Boutiquiers

I’ve got a collection of choppy thoughts and notes after Laptops and Looms, but two themes stuck in my head. One was about scale and opportunity, the other about interaction and engagement.

The first bunch was triggered by Dan Hill’s talk, which plugged the decline of Britain’s manufacturing industry into Heaven 17 and ‘dark matter’ – the space occupied by governmental and corporate authority that offer us opportunities for exploration.

Dan described Napoleon I’s description of the English – “L’Angleterre est une nation de boutiquiers!” – as a point of opportunity; if we, the English, are a nation of shopkeepers then that means we’re well-versed in setting out our stall and marketing ourselves.

But what’s the nature of the future market? The French translation of ‘shopkeepers’ into ’boutiquiers’ resonated. Jerry Della Femina had a few things to say about the boutique in From Those Wonderful Folks Who Gave You Pearl Harbour

Most of the loose nuts in town work for the boutique agencies, which is the derogatory term used when the large agencies want to put down the small agencies. As far as I’m concerned, boutique advertising is the new advertising. - p.148

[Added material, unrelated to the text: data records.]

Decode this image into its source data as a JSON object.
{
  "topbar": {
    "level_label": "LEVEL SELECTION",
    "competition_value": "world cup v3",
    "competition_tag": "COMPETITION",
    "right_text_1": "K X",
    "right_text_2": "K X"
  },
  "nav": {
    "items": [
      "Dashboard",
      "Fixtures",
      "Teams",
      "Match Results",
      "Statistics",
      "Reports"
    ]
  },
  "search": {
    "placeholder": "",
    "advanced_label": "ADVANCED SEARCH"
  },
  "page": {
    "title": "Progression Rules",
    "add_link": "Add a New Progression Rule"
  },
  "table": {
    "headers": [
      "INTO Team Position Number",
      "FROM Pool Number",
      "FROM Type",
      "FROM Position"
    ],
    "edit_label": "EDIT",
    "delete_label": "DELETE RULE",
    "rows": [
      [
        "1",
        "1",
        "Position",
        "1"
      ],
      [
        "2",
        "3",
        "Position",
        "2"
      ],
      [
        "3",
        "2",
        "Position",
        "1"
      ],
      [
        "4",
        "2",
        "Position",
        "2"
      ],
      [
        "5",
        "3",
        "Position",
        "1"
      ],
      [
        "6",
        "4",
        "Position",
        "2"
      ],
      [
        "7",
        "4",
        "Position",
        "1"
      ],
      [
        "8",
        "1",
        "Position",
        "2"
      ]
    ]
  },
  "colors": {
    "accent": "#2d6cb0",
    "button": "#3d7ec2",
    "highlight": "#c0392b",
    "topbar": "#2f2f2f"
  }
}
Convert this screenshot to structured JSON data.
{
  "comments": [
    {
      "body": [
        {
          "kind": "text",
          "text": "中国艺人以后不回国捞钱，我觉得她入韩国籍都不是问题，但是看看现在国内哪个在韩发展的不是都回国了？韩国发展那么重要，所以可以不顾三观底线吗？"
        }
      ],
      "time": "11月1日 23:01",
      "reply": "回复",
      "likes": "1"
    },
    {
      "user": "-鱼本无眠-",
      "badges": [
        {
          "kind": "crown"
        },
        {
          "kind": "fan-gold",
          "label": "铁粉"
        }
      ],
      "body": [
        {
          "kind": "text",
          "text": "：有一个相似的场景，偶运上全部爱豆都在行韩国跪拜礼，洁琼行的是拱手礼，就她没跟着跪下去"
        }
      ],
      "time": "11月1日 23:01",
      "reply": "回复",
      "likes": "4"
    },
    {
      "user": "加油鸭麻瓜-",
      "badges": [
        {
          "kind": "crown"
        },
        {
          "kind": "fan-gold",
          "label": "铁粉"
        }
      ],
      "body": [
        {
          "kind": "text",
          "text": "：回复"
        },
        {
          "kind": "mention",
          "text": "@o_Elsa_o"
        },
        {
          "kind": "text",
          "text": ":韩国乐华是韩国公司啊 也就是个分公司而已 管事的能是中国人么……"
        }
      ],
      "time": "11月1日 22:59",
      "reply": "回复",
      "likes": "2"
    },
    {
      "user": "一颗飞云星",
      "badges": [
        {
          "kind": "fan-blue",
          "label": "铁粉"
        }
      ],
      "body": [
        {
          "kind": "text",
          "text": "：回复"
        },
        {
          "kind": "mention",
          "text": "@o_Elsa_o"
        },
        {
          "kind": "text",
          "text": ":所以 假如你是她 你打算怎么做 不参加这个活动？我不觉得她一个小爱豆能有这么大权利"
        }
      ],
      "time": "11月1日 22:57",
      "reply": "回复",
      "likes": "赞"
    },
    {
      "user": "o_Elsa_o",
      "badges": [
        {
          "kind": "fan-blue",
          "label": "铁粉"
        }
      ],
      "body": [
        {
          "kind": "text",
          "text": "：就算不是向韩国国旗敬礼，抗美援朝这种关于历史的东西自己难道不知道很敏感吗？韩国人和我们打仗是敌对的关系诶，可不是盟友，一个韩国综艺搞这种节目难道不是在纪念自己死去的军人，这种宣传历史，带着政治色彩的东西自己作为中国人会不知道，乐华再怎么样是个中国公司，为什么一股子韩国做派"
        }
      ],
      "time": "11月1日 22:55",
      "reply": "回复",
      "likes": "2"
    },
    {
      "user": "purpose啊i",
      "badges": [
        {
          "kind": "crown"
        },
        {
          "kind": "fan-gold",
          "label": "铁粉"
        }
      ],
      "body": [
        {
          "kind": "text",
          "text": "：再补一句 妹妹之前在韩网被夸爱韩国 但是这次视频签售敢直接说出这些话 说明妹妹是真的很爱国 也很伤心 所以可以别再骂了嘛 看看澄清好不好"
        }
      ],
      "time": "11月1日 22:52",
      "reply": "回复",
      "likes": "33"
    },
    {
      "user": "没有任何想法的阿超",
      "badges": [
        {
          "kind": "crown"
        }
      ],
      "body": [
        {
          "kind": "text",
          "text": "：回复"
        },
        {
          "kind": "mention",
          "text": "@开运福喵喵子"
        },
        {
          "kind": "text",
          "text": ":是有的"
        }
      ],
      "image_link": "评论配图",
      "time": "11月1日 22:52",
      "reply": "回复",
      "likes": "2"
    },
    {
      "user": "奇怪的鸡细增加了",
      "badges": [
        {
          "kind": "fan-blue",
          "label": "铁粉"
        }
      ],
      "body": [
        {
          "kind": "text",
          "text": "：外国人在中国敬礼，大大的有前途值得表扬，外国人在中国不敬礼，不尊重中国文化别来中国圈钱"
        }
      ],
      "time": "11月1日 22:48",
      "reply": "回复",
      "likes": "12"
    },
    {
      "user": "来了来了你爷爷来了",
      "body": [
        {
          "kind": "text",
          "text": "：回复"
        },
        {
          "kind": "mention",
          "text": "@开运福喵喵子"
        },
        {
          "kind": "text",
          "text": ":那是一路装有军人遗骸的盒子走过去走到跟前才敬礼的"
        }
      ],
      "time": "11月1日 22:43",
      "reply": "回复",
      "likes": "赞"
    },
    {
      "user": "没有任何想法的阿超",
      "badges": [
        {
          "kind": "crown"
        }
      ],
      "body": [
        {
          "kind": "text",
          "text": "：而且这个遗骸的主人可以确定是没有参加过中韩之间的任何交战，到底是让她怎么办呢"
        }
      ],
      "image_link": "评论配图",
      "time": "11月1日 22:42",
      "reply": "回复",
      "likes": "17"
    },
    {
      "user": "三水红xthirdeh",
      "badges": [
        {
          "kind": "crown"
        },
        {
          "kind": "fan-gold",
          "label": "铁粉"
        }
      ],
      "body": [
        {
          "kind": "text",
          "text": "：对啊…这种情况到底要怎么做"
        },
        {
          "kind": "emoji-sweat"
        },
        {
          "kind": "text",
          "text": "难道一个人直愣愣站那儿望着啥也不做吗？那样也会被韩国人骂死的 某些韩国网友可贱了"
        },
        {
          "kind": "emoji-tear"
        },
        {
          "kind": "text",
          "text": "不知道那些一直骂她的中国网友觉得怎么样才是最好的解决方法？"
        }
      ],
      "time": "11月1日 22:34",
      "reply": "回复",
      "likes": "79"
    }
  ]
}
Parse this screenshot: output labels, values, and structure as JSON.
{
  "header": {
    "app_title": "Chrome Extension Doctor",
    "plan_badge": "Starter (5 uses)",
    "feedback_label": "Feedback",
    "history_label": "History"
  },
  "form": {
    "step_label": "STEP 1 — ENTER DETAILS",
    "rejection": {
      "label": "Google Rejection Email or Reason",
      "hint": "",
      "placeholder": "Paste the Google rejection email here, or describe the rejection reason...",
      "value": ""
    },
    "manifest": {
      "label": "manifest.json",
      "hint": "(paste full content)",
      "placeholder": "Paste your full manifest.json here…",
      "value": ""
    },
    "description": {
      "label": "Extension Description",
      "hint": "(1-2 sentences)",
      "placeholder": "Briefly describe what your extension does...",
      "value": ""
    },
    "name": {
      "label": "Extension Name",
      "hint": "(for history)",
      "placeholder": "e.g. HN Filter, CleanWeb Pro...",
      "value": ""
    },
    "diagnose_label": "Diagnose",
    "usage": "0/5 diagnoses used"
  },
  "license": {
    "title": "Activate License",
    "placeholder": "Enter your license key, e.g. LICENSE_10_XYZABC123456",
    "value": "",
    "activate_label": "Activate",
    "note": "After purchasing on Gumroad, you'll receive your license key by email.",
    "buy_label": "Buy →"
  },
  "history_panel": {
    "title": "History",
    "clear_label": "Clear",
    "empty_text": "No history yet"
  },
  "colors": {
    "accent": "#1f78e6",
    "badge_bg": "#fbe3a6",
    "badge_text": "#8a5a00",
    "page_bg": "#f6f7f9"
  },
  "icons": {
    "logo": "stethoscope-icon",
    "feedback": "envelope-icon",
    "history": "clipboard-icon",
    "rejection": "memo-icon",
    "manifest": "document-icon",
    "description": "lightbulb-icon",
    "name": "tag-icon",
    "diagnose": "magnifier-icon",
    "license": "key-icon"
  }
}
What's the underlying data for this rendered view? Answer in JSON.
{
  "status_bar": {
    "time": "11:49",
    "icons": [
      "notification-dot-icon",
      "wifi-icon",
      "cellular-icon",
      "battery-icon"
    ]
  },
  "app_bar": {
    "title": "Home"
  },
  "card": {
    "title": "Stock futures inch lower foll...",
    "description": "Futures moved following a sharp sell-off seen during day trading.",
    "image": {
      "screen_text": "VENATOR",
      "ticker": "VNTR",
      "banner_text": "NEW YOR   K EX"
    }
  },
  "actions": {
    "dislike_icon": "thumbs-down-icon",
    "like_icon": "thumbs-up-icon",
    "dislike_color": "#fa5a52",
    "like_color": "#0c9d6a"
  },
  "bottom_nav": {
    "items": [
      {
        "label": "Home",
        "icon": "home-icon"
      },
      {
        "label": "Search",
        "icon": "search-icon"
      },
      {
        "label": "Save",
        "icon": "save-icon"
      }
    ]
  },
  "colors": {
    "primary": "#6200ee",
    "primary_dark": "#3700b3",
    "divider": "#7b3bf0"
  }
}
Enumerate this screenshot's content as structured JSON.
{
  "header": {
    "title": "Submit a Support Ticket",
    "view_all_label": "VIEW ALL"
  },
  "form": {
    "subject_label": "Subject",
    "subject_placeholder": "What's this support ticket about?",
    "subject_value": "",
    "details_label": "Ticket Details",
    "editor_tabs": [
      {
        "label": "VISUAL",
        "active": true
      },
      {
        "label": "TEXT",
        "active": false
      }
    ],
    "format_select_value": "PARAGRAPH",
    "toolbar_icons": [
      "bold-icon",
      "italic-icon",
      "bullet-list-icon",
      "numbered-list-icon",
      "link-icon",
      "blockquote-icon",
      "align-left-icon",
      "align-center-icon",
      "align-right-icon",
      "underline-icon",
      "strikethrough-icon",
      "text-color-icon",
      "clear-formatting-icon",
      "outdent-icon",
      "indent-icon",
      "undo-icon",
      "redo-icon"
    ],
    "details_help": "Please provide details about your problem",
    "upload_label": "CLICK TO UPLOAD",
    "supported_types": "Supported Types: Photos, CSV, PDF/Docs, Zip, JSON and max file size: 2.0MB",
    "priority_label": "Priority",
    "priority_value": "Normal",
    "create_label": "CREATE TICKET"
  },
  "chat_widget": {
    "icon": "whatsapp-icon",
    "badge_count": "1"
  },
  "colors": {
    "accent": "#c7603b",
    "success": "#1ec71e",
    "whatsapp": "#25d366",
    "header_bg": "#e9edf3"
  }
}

By definition, a boutique is small. The establishment says that boutiques are cutsie-poo, very superficial, very flowery. Their idea of what a boutique is comes from what their wives tell them about the cute little boutique they found on Madison Avenue. The guy running this boutique might be standing behind the counter without a shirt on, maybe just some beads, and in the mind of the establishment this is no good. So they sat around and tried to come up with the worst name they could call this new type of agency, and boutique was it…
But think about the boutique for a moment. It means that when you go into the boutique to buy something you’re going to be dealing with the man who owns the store and you’re going to get a lot more service and a lot more attention from him. Second of all, the item you buy from a boutique has to be perfect, otherwise you would go to another store. It’s as simple as that. – p.149

[Like a department store] the object of a boutique is also to sell, but with a maximum of personalized service into the bargain. – p.150

A nation, then, of agile operators, tailoring solutions to personal demand and producing the highest quality work possible. That’s a motivating image.

Of course, Femina’s definition comes from a place where his agency – a boutique agency – is under attack from larger operators. To which he has this to say.

The small agencies are going to win, no matter what they call us… The establishment can’t change, it can’t give the people anything different, it can’t make the turn. – p.150

We’ve seen it in music, digital start-ups and holiday packages and we’re seeing it in publishing; niche products that target the demands of smaller groups, finding homes among tighter-knit communities and making a product that fits the quality demands of that group, and now we’ll see it in the manufacture of things.